### Exercise inputs
= = = =
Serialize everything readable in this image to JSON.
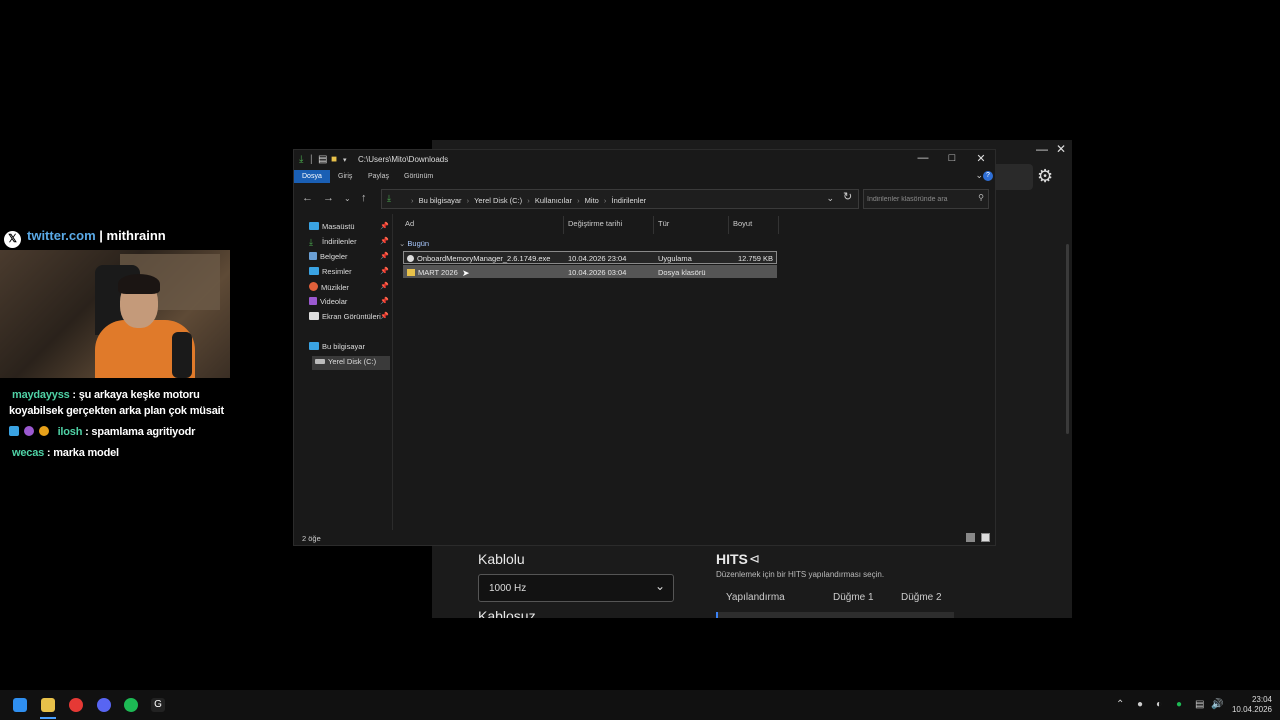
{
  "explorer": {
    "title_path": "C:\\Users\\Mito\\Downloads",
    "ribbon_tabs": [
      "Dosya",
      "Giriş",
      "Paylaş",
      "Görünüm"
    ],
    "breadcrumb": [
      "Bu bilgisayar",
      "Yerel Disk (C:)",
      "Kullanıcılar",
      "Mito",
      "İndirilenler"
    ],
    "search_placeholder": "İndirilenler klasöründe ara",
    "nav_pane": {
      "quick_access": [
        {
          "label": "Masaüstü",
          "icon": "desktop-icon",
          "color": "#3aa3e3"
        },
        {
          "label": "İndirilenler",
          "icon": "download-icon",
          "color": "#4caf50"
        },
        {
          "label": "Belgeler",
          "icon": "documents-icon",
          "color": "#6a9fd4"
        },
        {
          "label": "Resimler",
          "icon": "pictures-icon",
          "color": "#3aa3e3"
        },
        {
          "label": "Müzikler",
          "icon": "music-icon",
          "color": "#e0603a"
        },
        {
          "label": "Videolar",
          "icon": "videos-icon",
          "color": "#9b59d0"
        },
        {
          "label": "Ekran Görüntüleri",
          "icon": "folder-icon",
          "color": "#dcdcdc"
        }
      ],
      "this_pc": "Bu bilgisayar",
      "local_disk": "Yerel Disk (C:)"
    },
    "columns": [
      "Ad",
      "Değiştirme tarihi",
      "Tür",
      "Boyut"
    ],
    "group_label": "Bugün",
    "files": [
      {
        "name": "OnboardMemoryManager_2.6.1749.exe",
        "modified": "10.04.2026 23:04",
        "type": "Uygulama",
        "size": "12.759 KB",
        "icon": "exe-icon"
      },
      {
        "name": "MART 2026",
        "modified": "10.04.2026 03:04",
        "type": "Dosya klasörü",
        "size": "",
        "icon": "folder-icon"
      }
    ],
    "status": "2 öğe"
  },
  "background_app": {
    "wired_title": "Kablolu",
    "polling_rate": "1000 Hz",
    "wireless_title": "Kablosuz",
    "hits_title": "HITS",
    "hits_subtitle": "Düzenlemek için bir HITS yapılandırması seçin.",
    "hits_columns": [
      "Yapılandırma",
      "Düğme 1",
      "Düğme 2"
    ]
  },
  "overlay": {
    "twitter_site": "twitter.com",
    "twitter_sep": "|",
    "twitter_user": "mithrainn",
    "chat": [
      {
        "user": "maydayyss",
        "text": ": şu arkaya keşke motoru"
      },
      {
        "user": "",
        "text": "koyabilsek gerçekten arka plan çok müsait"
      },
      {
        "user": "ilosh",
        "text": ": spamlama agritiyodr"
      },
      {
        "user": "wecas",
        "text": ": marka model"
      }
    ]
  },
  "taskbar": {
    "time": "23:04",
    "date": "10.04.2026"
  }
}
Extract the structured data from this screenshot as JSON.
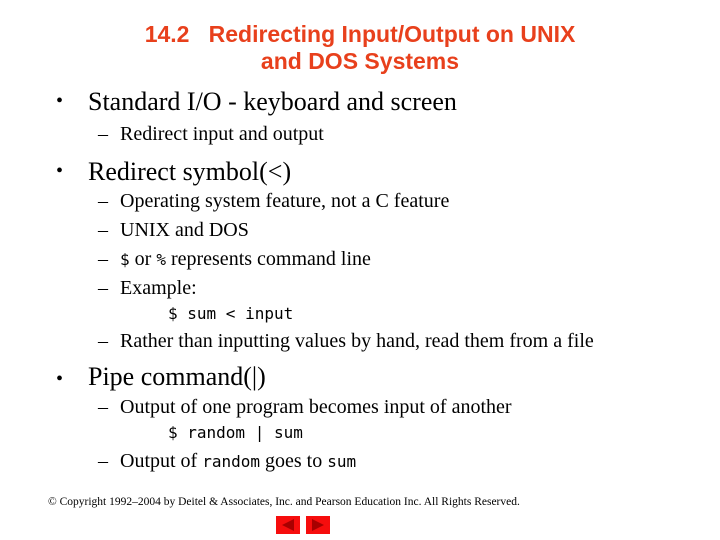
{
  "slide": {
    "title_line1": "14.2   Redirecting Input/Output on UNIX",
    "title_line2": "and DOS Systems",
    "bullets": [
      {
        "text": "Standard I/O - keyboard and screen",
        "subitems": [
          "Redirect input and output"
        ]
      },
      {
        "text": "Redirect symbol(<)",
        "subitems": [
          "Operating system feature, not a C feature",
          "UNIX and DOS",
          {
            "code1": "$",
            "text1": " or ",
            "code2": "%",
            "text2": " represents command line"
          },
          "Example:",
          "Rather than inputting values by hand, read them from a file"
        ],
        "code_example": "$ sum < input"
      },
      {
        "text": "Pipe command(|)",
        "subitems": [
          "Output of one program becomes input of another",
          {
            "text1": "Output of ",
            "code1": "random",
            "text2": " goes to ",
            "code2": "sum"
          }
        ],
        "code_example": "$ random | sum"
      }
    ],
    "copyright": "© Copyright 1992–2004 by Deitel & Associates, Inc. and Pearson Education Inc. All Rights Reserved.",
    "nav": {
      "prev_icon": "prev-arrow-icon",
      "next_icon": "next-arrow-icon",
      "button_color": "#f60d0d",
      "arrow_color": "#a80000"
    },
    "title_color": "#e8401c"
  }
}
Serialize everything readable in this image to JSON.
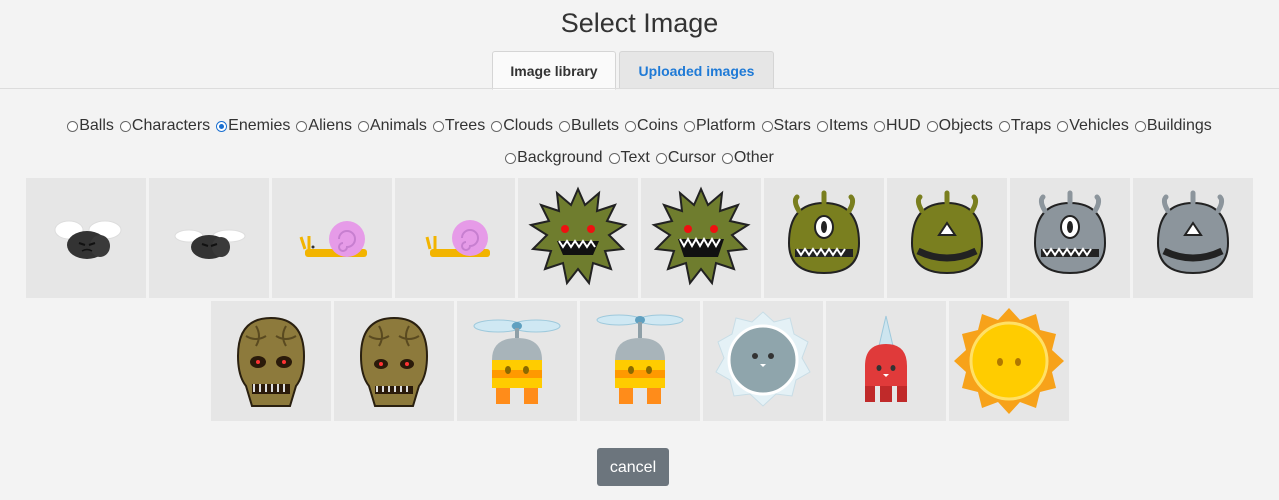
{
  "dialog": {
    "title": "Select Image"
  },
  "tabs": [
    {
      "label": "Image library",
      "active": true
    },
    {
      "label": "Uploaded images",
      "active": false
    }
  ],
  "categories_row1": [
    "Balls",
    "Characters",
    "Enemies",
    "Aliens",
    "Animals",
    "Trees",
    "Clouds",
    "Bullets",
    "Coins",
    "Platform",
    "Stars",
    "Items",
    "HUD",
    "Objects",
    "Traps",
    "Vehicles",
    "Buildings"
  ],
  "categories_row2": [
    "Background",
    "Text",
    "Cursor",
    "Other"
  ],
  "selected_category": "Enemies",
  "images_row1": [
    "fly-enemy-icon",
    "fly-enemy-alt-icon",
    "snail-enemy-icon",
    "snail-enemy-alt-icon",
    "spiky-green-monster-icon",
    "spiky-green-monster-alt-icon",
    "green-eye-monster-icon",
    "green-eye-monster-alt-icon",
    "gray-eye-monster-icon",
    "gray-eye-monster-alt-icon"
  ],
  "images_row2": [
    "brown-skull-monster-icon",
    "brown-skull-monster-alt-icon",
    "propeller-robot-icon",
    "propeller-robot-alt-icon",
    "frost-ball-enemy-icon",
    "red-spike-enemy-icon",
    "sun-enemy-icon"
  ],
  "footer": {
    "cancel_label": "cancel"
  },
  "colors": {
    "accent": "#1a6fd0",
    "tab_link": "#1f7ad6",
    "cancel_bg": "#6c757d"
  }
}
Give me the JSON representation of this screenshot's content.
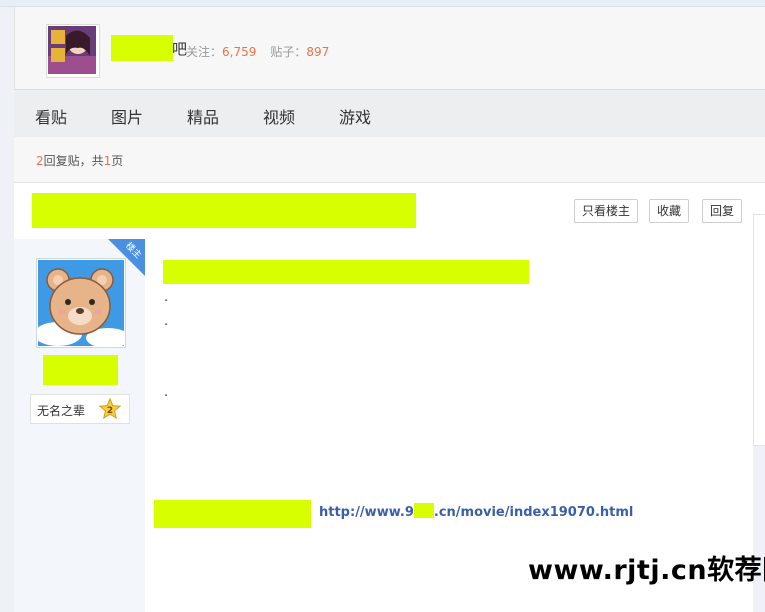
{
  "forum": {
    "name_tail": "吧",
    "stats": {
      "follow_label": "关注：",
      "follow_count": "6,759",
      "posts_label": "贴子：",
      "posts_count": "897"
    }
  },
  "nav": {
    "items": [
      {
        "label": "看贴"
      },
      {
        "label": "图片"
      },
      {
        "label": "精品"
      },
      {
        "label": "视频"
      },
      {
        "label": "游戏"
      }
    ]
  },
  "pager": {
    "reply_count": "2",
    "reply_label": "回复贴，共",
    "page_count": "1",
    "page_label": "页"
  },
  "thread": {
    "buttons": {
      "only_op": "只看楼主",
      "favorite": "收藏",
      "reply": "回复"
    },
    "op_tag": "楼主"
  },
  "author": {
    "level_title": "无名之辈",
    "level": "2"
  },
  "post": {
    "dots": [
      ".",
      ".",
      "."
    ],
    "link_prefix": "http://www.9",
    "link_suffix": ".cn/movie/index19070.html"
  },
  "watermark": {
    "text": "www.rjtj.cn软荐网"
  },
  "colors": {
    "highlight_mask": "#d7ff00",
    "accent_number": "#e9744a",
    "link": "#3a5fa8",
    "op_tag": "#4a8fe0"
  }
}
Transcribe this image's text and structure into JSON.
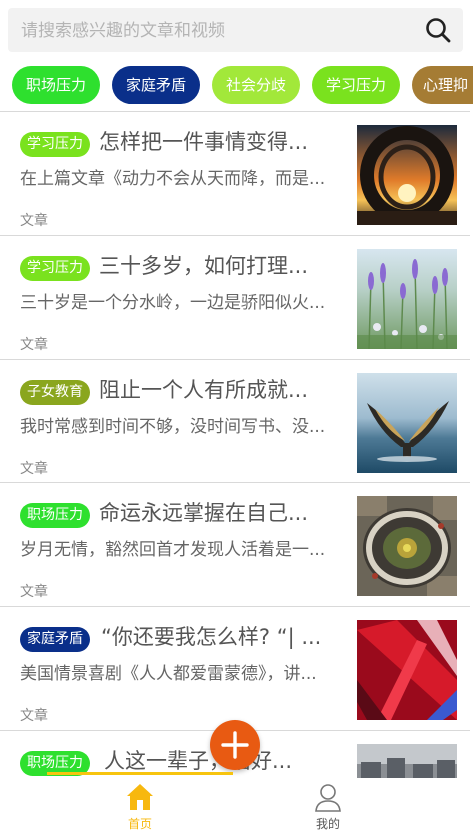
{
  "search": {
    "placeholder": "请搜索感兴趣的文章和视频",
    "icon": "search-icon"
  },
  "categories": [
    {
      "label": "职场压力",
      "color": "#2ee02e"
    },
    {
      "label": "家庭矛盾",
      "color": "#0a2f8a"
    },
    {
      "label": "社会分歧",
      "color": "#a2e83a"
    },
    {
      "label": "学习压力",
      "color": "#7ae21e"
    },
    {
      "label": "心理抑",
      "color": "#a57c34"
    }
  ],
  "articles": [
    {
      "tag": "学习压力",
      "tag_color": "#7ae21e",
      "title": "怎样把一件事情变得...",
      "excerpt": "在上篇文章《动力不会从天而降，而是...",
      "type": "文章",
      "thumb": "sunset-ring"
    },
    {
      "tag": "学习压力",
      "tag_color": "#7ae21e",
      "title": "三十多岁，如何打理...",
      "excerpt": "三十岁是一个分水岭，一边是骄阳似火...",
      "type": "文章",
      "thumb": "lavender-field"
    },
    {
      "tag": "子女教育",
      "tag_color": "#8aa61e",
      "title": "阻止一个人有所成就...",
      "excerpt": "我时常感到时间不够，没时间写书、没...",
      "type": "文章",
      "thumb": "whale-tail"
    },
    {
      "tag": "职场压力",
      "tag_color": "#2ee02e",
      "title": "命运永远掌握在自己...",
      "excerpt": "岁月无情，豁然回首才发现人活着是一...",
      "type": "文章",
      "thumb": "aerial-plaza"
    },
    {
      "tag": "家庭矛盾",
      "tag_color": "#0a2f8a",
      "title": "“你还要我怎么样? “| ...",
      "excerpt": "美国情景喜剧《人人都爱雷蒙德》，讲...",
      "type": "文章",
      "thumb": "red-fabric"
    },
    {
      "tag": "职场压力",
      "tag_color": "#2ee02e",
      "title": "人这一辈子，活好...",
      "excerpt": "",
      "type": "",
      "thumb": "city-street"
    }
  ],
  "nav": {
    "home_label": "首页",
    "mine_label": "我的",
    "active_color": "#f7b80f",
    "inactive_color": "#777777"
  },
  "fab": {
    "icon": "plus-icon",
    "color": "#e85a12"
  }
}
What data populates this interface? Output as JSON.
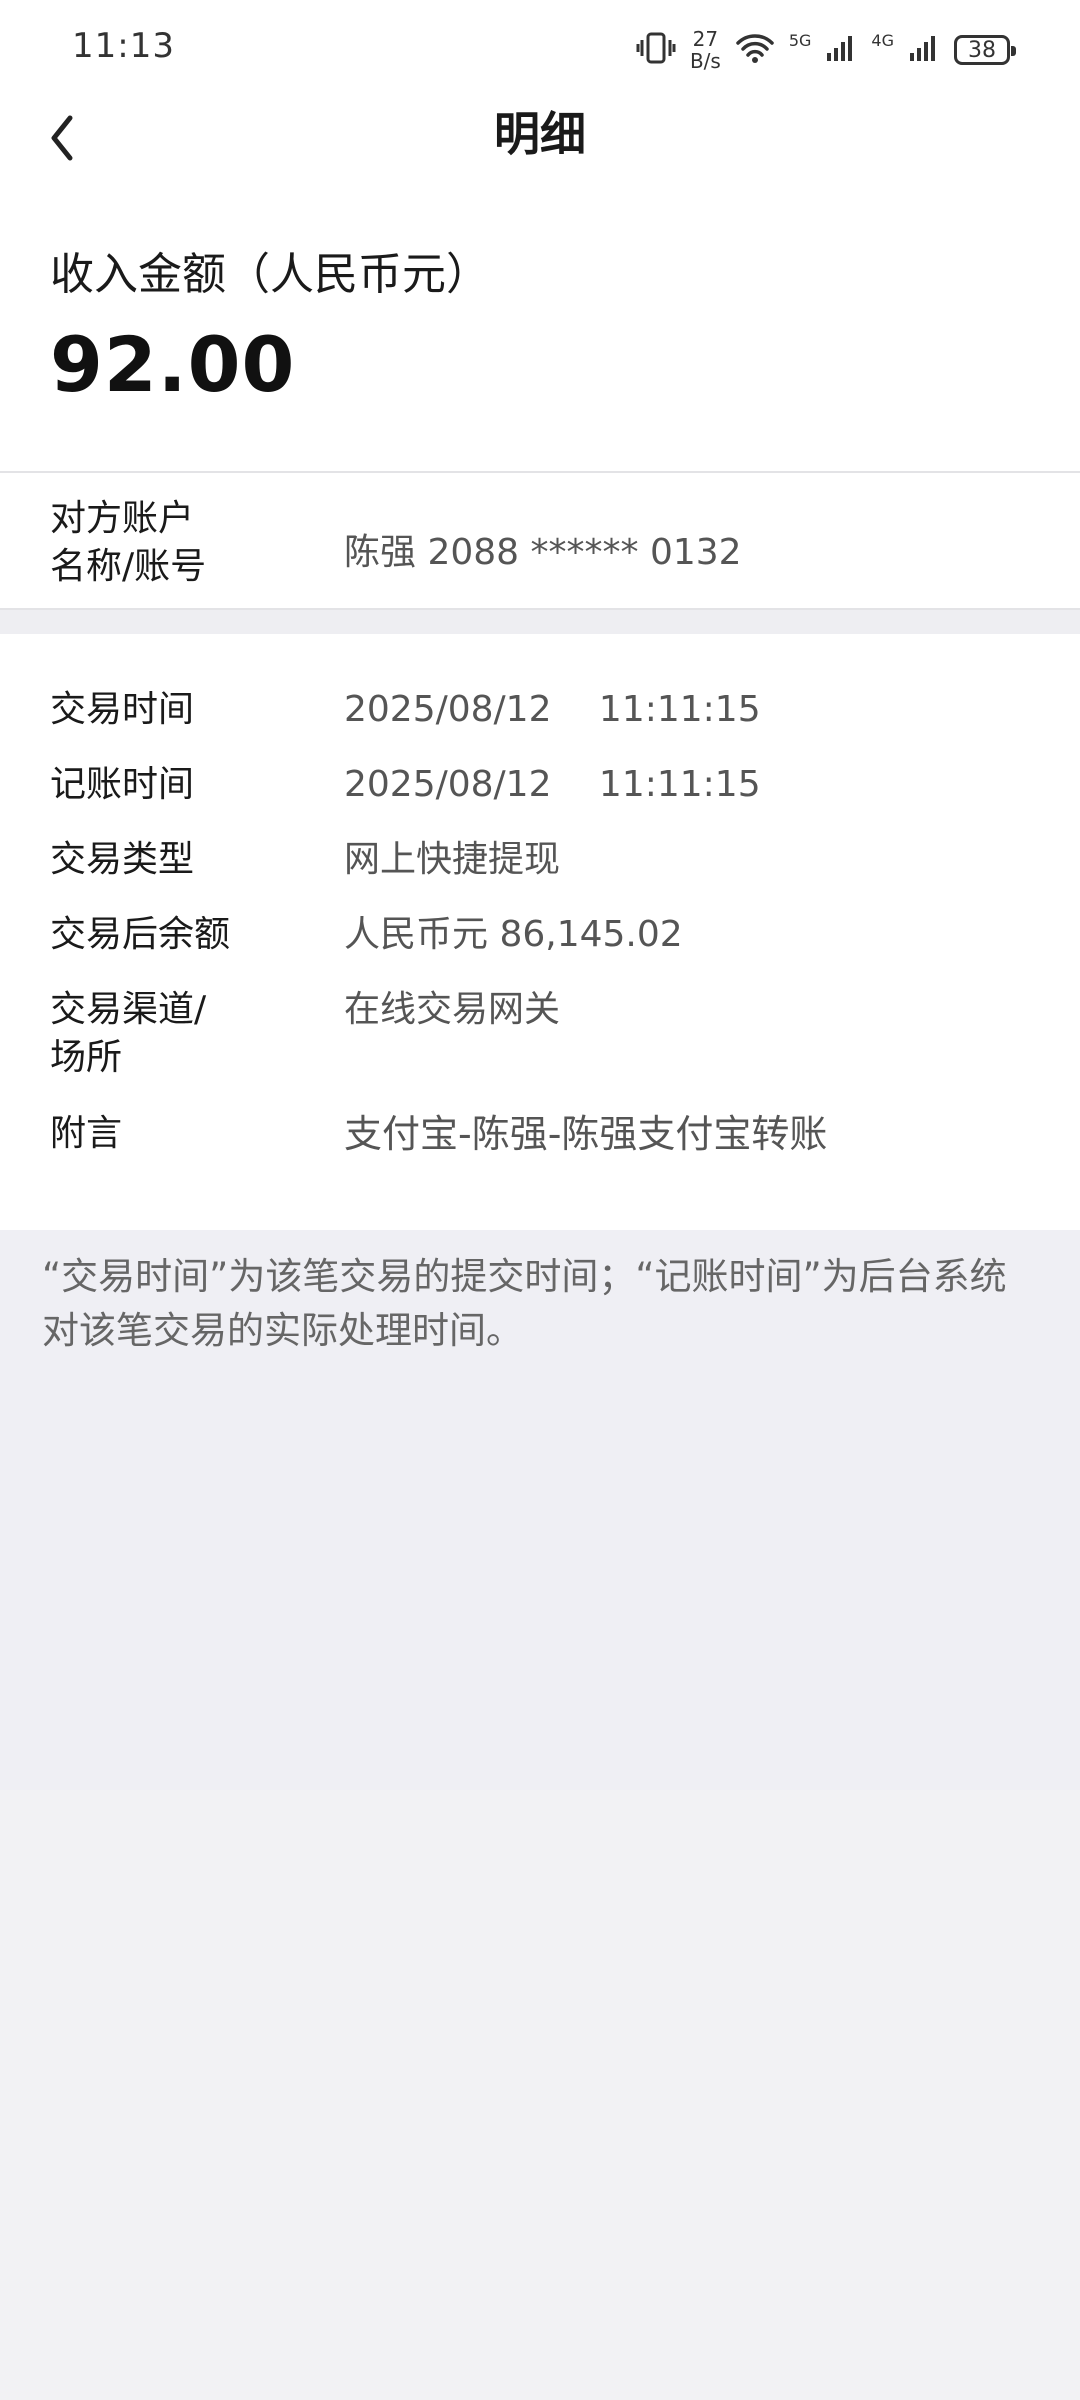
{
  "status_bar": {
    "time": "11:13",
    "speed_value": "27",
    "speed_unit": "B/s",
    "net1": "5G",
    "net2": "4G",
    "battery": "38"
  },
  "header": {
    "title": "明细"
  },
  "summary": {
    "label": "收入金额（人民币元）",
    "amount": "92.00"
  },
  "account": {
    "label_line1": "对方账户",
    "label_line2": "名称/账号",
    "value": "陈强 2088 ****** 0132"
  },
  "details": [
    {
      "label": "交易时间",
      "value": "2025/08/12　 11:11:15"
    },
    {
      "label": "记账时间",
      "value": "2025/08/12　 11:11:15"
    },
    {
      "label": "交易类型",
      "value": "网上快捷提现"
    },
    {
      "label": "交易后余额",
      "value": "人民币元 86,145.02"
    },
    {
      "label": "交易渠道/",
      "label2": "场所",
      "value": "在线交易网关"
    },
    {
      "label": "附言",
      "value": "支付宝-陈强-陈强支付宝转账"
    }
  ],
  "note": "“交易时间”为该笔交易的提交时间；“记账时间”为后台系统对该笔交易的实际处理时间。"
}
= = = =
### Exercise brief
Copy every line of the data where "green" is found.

### Response to this exercise
    "spiky-green-monster-icon",
    "spiky-green-monster-alt-icon",
    "green-eye-monster-icon",
    "green-eye-monster-alt-icon",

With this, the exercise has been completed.